:: The task ::
The word "title": in how many lines of the records does it appear? Reply with the number alone.

-------- Data section --------

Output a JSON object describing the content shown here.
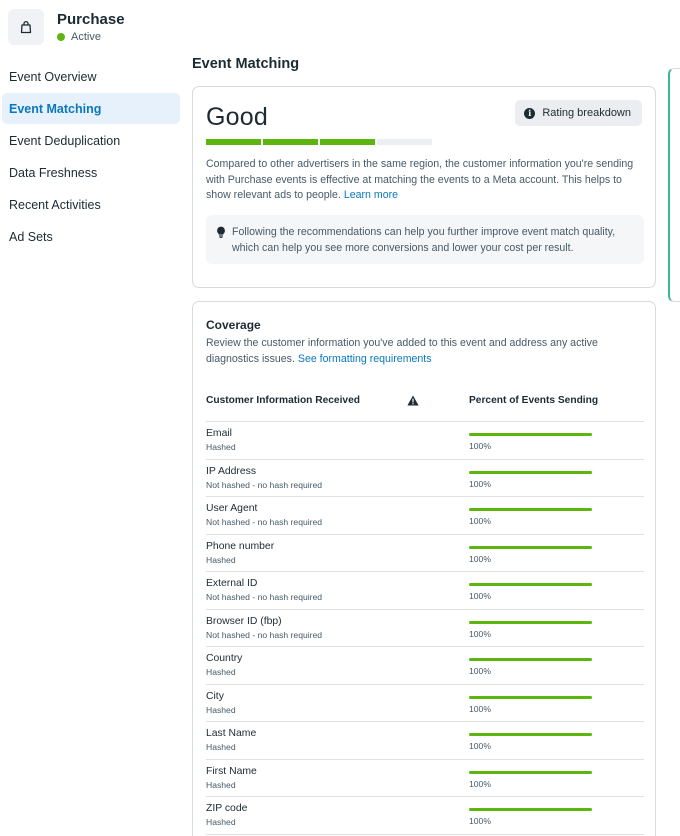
{
  "header": {
    "icon": "shopping-bag-icon",
    "title": "Purchase",
    "status": "Active",
    "status_color": "#5fb50f"
  },
  "sidebar": {
    "items": [
      {
        "label": "Event Overview",
        "active": false
      },
      {
        "label": "Event Matching",
        "active": true
      },
      {
        "label": "Event Deduplication",
        "active": false
      },
      {
        "label": "Data Freshness",
        "active": false
      },
      {
        "label": "Recent Activities",
        "active": false
      },
      {
        "label": "Ad Sets",
        "active": false
      }
    ]
  },
  "main": {
    "title": "Event Matching",
    "quality": {
      "rating": "Good",
      "rating_button": "Rating breakdown",
      "segments_filled": 3,
      "segments_total": 4,
      "description": "Compared to other advertisers in the same region, the customer information you're sending with Purchase events is effective at matching the events to a Meta account. This helps to show relevant ads to people.",
      "learn_more": "Learn more",
      "tip": "Following the recommendations can help you further improve event match quality, which can help you see more conversions and lower your cost per result."
    },
    "coverage": {
      "title": "Coverage",
      "description": "Review the customer information you've added to this event and address any active diagnostics issues.",
      "link": "See formatting requirements",
      "col_info": "Customer Information Received",
      "col_percent": "Percent of Events Sending",
      "rows": [
        {
          "name": "Email",
          "sub": "Hashed",
          "value": "100%",
          "percent": 100
        },
        {
          "name": "IP Address",
          "sub": "Not hashed - no hash required",
          "value": "100%",
          "percent": 100
        },
        {
          "name": "User Agent",
          "sub": "Not hashed - no hash required",
          "value": "100%",
          "percent": 100
        },
        {
          "name": "Phone number",
          "sub": "Hashed",
          "value": "100%",
          "percent": 100
        },
        {
          "name": "External ID",
          "sub": "Not hashed - no hash required",
          "value": "100%",
          "percent": 100
        },
        {
          "name": "Browser ID (fbp)",
          "sub": "Not hashed - no hash required",
          "value": "100%",
          "percent": 100
        },
        {
          "name": "Country",
          "sub": "Hashed",
          "value": "100%",
          "percent": 100
        },
        {
          "name": "City",
          "sub": "Hashed",
          "value": "100%",
          "percent": 100
        },
        {
          "name": "Last Name",
          "sub": "Hashed",
          "value": "100%",
          "percent": 100
        },
        {
          "name": "First Name",
          "sub": "Hashed",
          "value": "100%",
          "percent": 100
        },
        {
          "name": "ZIP code",
          "sub": "Hashed",
          "value": "100%",
          "percent": 100
        }
      ]
    }
  },
  "colors": {
    "accent": "#0a78be",
    "success": "#5fb50f",
    "active_bg": "#e7f1fc"
  }
}
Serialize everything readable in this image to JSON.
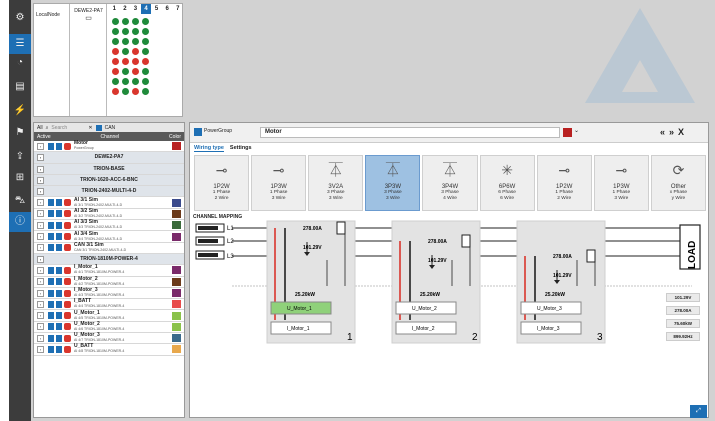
{
  "top": {
    "node_name": "LocalNode",
    "device_name": "DEWE2-PA7",
    "slots": [
      "1",
      "2",
      "3",
      "4",
      "5",
      "6",
      "7"
    ],
    "selected_slot": "4"
  },
  "channels": {
    "toolbar": {
      "filter": "All",
      "search_placeholder": "Search",
      "can_label": "CAN"
    },
    "header": {
      "active": "Active",
      "channel": "Channel",
      "color": "Color"
    },
    "rows": [
      {
        "type": "channel",
        "name": "Motor",
        "sub": "PowerGroup",
        "color": "#b82020"
      },
      {
        "type": "device",
        "name": "DEWE2-PA7"
      },
      {
        "type": "device",
        "name": "TRION-BASE"
      },
      {
        "type": "device",
        "name": "TRION-1620-ACC-6-BNC"
      },
      {
        "type": "device",
        "name": "TRION-2402-MULTI-4-D"
      },
      {
        "type": "channel",
        "name": "AI 3/1 Sim",
        "sub": "AI 3/1 TRION-2402-MULTI-4-D",
        "color": "#3a4a8c"
      },
      {
        "type": "channel",
        "name": "AI 3/2 Sim",
        "sub": "AI 3/2 TRION-2402-MULTI-4-D",
        "color": "#6b3a1a"
      },
      {
        "type": "channel",
        "name": "AI 3/3 Sim",
        "sub": "AI 3/3 TRION-2402-MULTI-4-D",
        "color": "#3a6a3a"
      },
      {
        "type": "channel",
        "name": "AI 3/4 Sim",
        "sub": "AI 3/4 TRION-2402-MULTI-4-D",
        "color": "#7a2a6a"
      },
      {
        "type": "channel",
        "name": "CAN 3/1 Sim",
        "sub": "CAN 3/1 TRION-2402-MULTI-4-D",
        "color": ""
      },
      {
        "type": "device",
        "name": "TRION-1810M-POWER-4"
      },
      {
        "type": "channel",
        "name": "I_Motor_1",
        "sub": "AI 4/1 TRION-1810M-POWER-4",
        "color": "#7a2a6a"
      },
      {
        "type": "channel",
        "name": "I_Motor_2",
        "sub": "AI 4/2 TRION-1810M-POWER-4",
        "color": "#6b3a1a"
      },
      {
        "type": "channel",
        "name": "I_Motor_3",
        "sub": "AI 4/3 TRION-1810M-POWER-4",
        "color": "#7a2a6a"
      },
      {
        "type": "channel",
        "name": "I_BATT",
        "sub": "AI 4/4 TRION-1810M-POWER-4",
        "color": "#e84c4c"
      },
      {
        "type": "channel",
        "name": "U_Motor_1",
        "sub": "AI 4/5 TRION-1810M-POWER-4",
        "color": "#8ac24a"
      },
      {
        "type": "channel",
        "name": "U_Motor_2",
        "sub": "AI 4/6 TRION-1810M-POWER-4",
        "color": "#8ac24a"
      },
      {
        "type": "channel",
        "name": "U_Motor_3",
        "sub": "AI 4/7 TRION-1810M-POWER-4",
        "color": "#3a6a8c"
      },
      {
        "type": "channel",
        "name": "U_BATT",
        "sub": "AI 4/8 TRION-1810M-POWER-4",
        "color": "#e8a84c"
      }
    ]
  },
  "power": {
    "group_label": "PowerGroup",
    "group_name": "Motor",
    "group_color": "#b82020",
    "nav": {
      "prev": "«",
      "next": "»",
      "close": "X"
    },
    "tabs": [
      "Wiring type",
      "Settings"
    ],
    "selected_tab": "Wiring type",
    "wiring_types": [
      {
        "code": "1P2W",
        "phase": "1 Phase",
        "wire": "2 Wire",
        "icon": "⊸"
      },
      {
        "code": "1P3W",
        "phase": "1 Phase",
        "wire": "3 Wire",
        "icon": "⊸"
      },
      {
        "code": "3V2A",
        "phase": "3 Phase",
        "wire": "3 Wire",
        "icon": "⏄"
      },
      {
        "code": "3P3W",
        "phase": "3 Phase",
        "wire": "3 Wire",
        "icon": "⏄"
      },
      {
        "code": "3P4W",
        "phase": "3 Phase",
        "wire": "4 Wire",
        "icon": "⏄"
      },
      {
        "code": "6P6W",
        "phase": "6 Phase",
        "wire": "6 Wire",
        "icon": "✳"
      },
      {
        "code": "1P2W",
        "phase": "1 Phase",
        "wire": "2 Wire",
        "icon": "⊸"
      },
      {
        "code": "1P3W",
        "phase": "1 Phase",
        "wire": "3 Wire",
        "icon": "⊸"
      },
      {
        "code": "Other",
        "phase": "x Phase",
        "wire": "y Wire",
        "icon": "⟳"
      }
    ],
    "selected_type_index": 3,
    "channel_mapping_label": "CHANNEL MAPPING",
    "lines": [
      "L1",
      "L2",
      "L3"
    ],
    "load_label": "LOAD",
    "phases": [
      {
        "num": "1",
        "current": "278.00A",
        "voltage": "101.29V",
        "power": "25.20kW",
        "current_ch": "I_Motor_1",
        "voltage_ch": "U_Motor_1"
      },
      {
        "num": "2",
        "current": "278.00A",
        "voltage": "101.29V",
        "power": "25.20kW",
        "current_ch": "I_Motor_2",
        "voltage_ch": "U_Motor_2"
      },
      {
        "num": "3",
        "current": "278.00A",
        "voltage": "101.29V",
        "power": "25.20kW",
        "current_ch": "I_Motor_3",
        "voltage_ch": "U_Motor_3"
      }
    ],
    "readouts": [
      "101.29V",
      "278.00A",
      "75.60kW",
      "899.92Hz"
    ]
  },
  "colors": {
    "accent": "#1e6fb4",
    "selected_card": "#9ec1e2",
    "voltage_wire": "#d9362d",
    "current_wire": "#222222"
  }
}
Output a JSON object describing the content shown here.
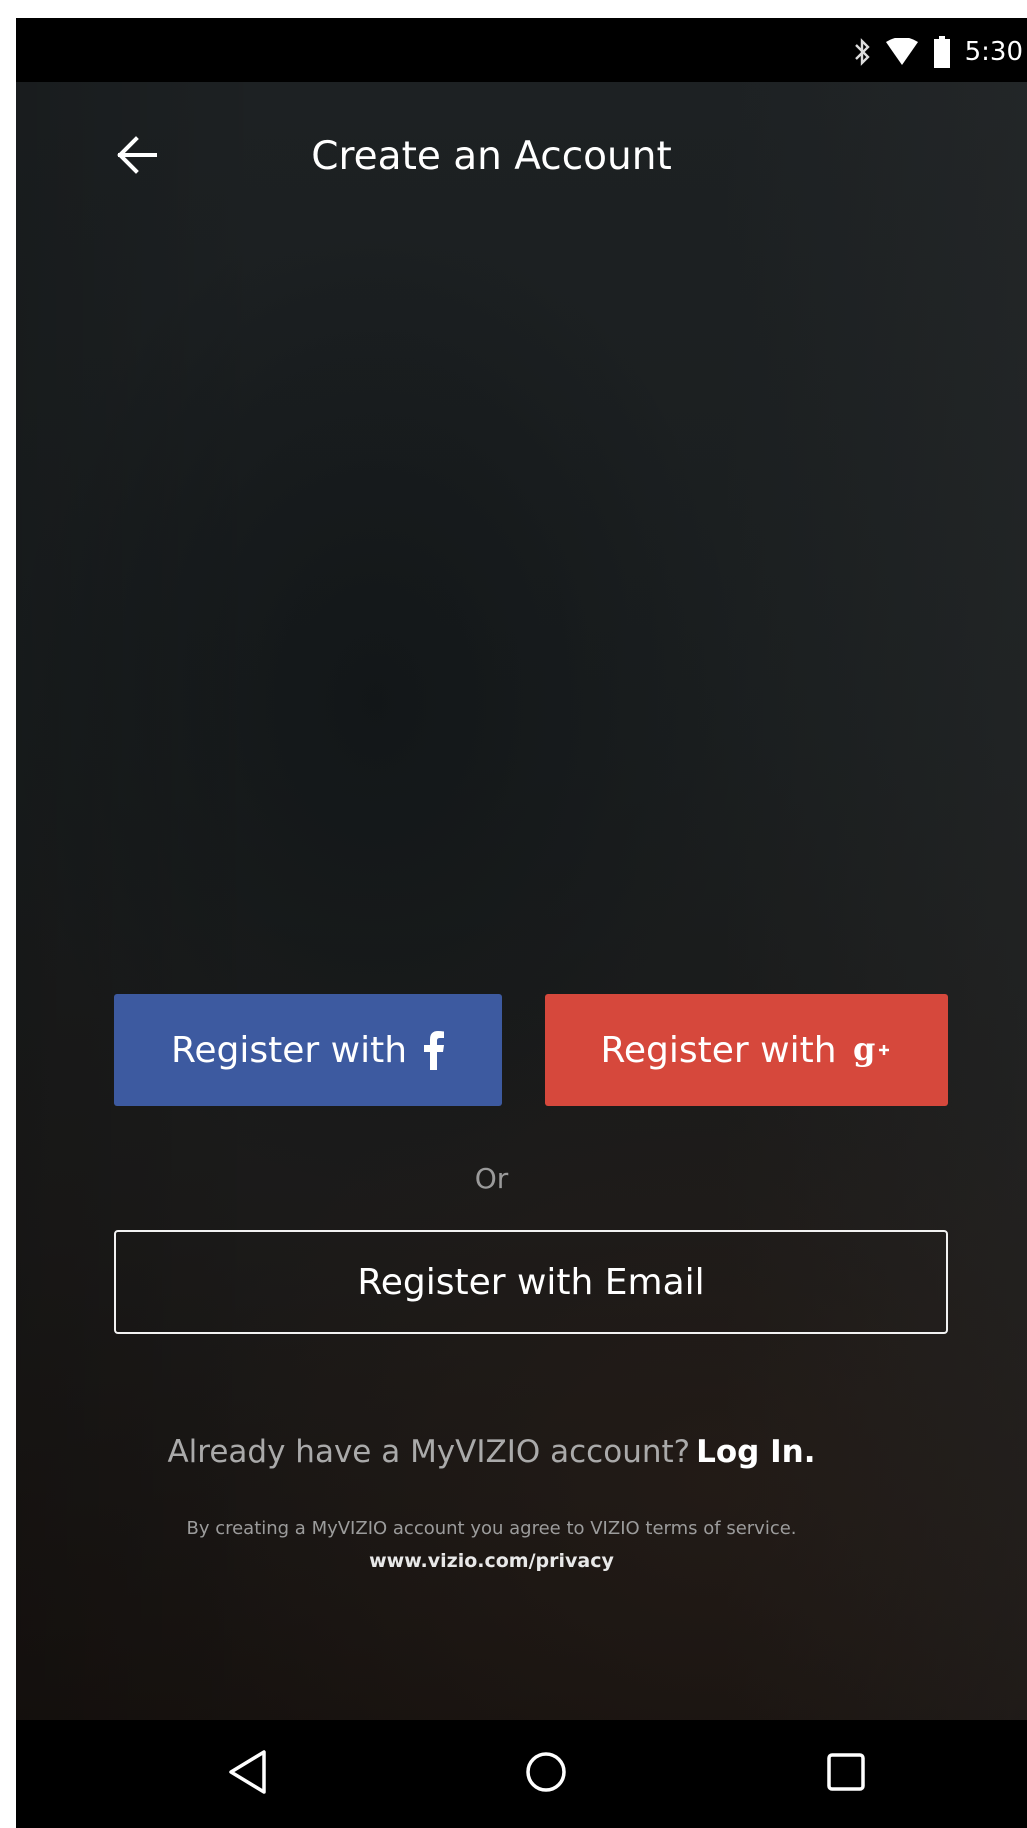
{
  "status_bar": {
    "time": "5:30",
    "icons": [
      "bluetooth-icon",
      "wifi-icon",
      "battery-icon"
    ]
  },
  "header": {
    "back_icon": "arrow-left-icon",
    "title": "Create an Account"
  },
  "register": {
    "facebook_label": "Register with",
    "facebook_icon": "facebook-icon",
    "google_label": "Register with",
    "google_icon": "google-plus-icon",
    "or_label": "Or",
    "email_label": "Register with Email"
  },
  "login": {
    "prompt": "Already have a MyVIZIO account?",
    "link": "Log In."
  },
  "terms": {
    "text": "By creating a MyVIZIO account you agree to VIZIO terms of service.",
    "privacy_link": "www.vizio.com/privacy"
  },
  "nav_bar": {
    "icons": [
      "nav-back-icon",
      "nav-home-icon",
      "nav-recent-apps-icon"
    ]
  },
  "colors": {
    "facebook": "#3d5aa0",
    "google": "#d6483c",
    "background": "#1c1f20"
  }
}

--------

:: Exercise output ::
4